BB: Yeah, well, it's the same battle at every position. I mean, you're looking down the same road, really. I'd say the issue in college football is there just is not the same passing game in college football that there is in the NFL, period. So, it's hard to evaluate the receivers, it's hard to evaluate the quarterback, it's hard to evaluate the offensive linemen, it's hard to evaluate the pass rushers and it's hard to evaluate the coverage players. You know, we're all looking at the same film, so all the teams in the league, we all see the same games. But, the college passing game is very different from the professional passing game. When you're looking at it, you're looking at a lot of it's really projecting all those positions a little bit differently. To a certain degree, it's different in the running game, too, but probably less difference in the running game than in the passing game, in my opinion.

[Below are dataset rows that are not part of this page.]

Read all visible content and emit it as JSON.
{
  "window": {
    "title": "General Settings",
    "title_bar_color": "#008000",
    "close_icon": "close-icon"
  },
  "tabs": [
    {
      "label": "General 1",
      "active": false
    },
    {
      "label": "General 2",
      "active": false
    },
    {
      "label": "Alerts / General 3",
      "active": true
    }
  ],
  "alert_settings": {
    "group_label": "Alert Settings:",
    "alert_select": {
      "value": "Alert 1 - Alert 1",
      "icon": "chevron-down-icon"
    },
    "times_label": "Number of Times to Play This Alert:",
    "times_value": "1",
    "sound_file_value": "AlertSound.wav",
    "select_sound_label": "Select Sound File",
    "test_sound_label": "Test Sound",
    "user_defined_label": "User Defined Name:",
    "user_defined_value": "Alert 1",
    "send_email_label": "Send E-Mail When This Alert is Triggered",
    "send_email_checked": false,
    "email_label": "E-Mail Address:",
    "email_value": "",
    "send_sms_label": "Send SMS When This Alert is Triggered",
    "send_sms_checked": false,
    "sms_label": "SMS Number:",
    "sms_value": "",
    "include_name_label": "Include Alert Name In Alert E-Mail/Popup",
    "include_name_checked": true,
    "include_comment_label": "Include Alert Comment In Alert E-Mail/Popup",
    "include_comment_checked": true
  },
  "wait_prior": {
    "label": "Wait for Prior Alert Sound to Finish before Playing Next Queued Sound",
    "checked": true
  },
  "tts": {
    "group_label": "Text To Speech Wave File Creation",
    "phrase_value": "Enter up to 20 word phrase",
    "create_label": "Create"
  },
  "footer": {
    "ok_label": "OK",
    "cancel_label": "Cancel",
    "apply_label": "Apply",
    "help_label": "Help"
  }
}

Q: Is that part of the reason you guys maybe have had more success importing veteran guys for that position than drafting them, because you've seen them in the league a little bit?
BB: Well, I think it's always easier to evaluate NFL players than it is to evaluate college players. I mean, look, we get a guy from another team, we're going to watch him play against many of the same teams we play. We just haven't seen him play in our system, but we've certainly seen him match up against other players in our division or other players in our conference or comparable players in comparable schemes, which is critical, too. Again, a lot of cases in college, you're protecting a guy from whatever his college scheme is into a totally different scheme, and that's imperfect. But, again, look, we all have the same opportunity here, so it's the same players, we're all watching the same games and we all have to make independent decisions from team to team as to how that player will fit into whatever team it is that's trying to make that fit. But, to your point, it's much harder from college to the NFL than from the NFL to the NFL.